(About this task)
Set down each record below precisely, skipping the pictures.

----- Materials provided

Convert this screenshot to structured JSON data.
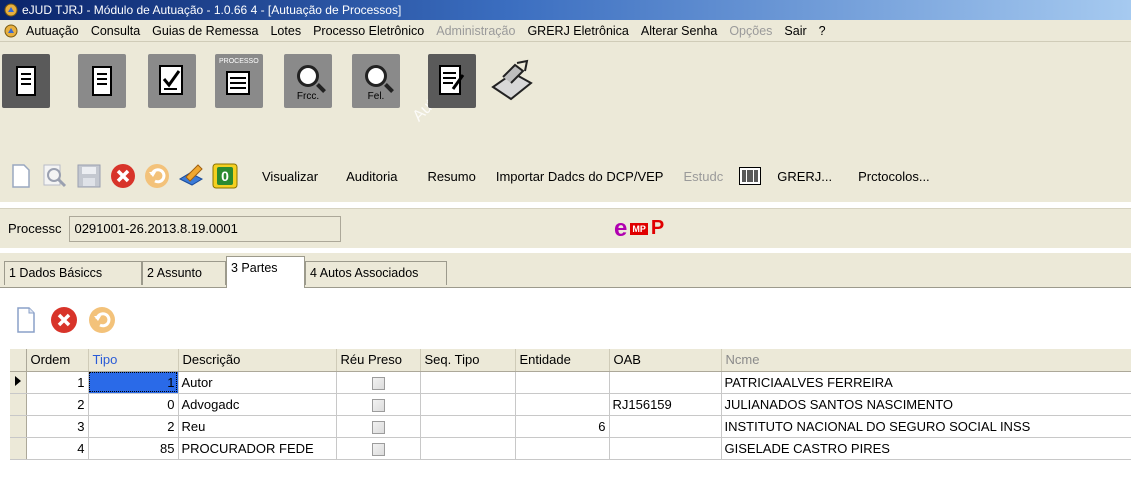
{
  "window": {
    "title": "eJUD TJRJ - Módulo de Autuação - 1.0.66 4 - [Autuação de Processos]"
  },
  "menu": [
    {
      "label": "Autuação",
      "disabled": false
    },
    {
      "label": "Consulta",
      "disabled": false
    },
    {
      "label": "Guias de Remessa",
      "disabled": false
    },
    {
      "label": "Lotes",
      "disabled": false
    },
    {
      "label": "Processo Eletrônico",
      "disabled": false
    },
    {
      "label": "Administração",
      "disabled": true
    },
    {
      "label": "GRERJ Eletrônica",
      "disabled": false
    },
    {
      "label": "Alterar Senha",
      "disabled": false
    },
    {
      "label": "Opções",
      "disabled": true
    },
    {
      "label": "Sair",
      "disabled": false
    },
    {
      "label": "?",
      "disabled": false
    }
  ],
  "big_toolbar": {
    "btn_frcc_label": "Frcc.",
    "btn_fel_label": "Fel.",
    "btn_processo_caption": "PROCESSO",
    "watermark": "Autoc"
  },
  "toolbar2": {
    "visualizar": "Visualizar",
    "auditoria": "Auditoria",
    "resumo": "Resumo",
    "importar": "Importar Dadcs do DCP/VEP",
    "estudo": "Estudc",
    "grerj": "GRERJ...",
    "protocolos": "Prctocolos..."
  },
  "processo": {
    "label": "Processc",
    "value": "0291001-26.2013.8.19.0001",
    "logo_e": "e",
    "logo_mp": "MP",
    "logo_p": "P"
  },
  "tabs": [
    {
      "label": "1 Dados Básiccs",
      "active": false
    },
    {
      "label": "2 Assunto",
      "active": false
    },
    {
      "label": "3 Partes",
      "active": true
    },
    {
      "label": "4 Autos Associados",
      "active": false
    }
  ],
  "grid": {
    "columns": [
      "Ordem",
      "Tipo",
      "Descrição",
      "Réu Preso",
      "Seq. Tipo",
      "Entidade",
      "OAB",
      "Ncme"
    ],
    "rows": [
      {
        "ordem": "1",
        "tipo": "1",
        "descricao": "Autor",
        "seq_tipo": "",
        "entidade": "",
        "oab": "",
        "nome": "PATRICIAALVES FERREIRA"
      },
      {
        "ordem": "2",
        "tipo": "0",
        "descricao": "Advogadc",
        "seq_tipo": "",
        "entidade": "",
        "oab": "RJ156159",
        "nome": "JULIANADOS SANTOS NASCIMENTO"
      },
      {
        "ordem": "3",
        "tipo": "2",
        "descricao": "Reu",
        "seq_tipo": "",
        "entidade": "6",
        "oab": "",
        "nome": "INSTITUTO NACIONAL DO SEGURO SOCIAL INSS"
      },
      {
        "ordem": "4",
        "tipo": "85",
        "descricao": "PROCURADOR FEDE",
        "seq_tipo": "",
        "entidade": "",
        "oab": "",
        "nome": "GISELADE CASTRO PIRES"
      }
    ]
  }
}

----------

(Solution)
Convert this screenshot to structured JSON data.
{
  "window": {
    "title": "eJUD TJRJ - Módulo de Autuação - 1.0.66 4 - [Autuação de Processos]"
  },
  "menu": [
    {
      "label": "Autuação",
      "disabled": false
    },
    {
      "label": "Consulta",
      "disabled": false
    },
    {
      "label": "Guias de Remessa",
      "disabled": false
    },
    {
      "label": "Lotes",
      "disabled": false
    },
    {
      "label": "Processo Eletrônico",
      "disabled": false
    },
    {
      "label": "Administração",
      "disabled": true
    },
    {
      "label": "GRERJ Eletrônica",
      "disabled": false
    },
    {
      "label": "Alterar Senha",
      "disabled": false
    },
    {
      "label": "Opções",
      "disabled": true
    },
    {
      "label": "Sair",
      "disabled": false
    },
    {
      "label": "?",
      "disabled": false
    }
  ],
  "big_toolbar": {
    "btn_frcc_label": "Frcc.",
    "btn_fel_label": "Fel.",
    "btn_processo_caption": "PROCESSO",
    "watermark": "Autoc"
  },
  "toolbar2": {
    "visualizar": "Visualizar",
    "auditoria": "Auditoria",
    "resumo": "Resumo",
    "importar": "Importar Dadcs do DCP/VEP",
    "estudo": "Estudc",
    "grerj": "GRERJ...",
    "protocolos": "Prctocolos..."
  },
  "processo": {
    "label": "Processc",
    "value": "0291001-26.2013.8.19.0001",
    "logo_e": "e",
    "logo_mp": "MP",
    "logo_p": "P"
  },
  "tabs": [
    {
      "label": "1 Dados Básiccs",
      "active": false
    },
    {
      "label": "2 Assunto",
      "active": false
    },
    {
      "label": "3 Partes",
      "active": true
    },
    {
      "label": "4 Autos Associados",
      "active": false
    }
  ],
  "grid": {
    "columns": [
      "Ordem",
      "Tipo",
      "Descrição",
      "Réu Preso",
      "Seq. Tipo",
      "Entidade",
      "OAB",
      "Ncme"
    ],
    "rows": [
      {
        "ordem": "1",
        "tipo": "1",
        "descricao": "Autor",
        "seq_tipo": "",
        "entidade": "",
        "oab": "",
        "nome": "PATRICIAALVES FERREIRA"
      },
      {
        "ordem": "2",
        "tipo": "0",
        "descricao": "Advogadc",
        "seq_tipo": "",
        "entidade": "",
        "oab": "RJ156159",
        "nome": "JULIANADOS SANTOS NASCIMENTO"
      },
      {
        "ordem": "3",
        "tipo": "2",
        "descricao": "Reu",
        "seq_tipo": "",
        "entidade": "6",
        "oab": "",
        "nome": "INSTITUTO NACIONAL DO SEGURO SOCIAL INSS"
      },
      {
        "ordem": "4",
        "tipo": "85",
        "descricao": "PROCURADOR FEDE",
        "seq_tipo": "",
        "entidade": "",
        "oab": "",
        "nome": "GISELADE CASTRO PIRES"
      }
    ]
  }
}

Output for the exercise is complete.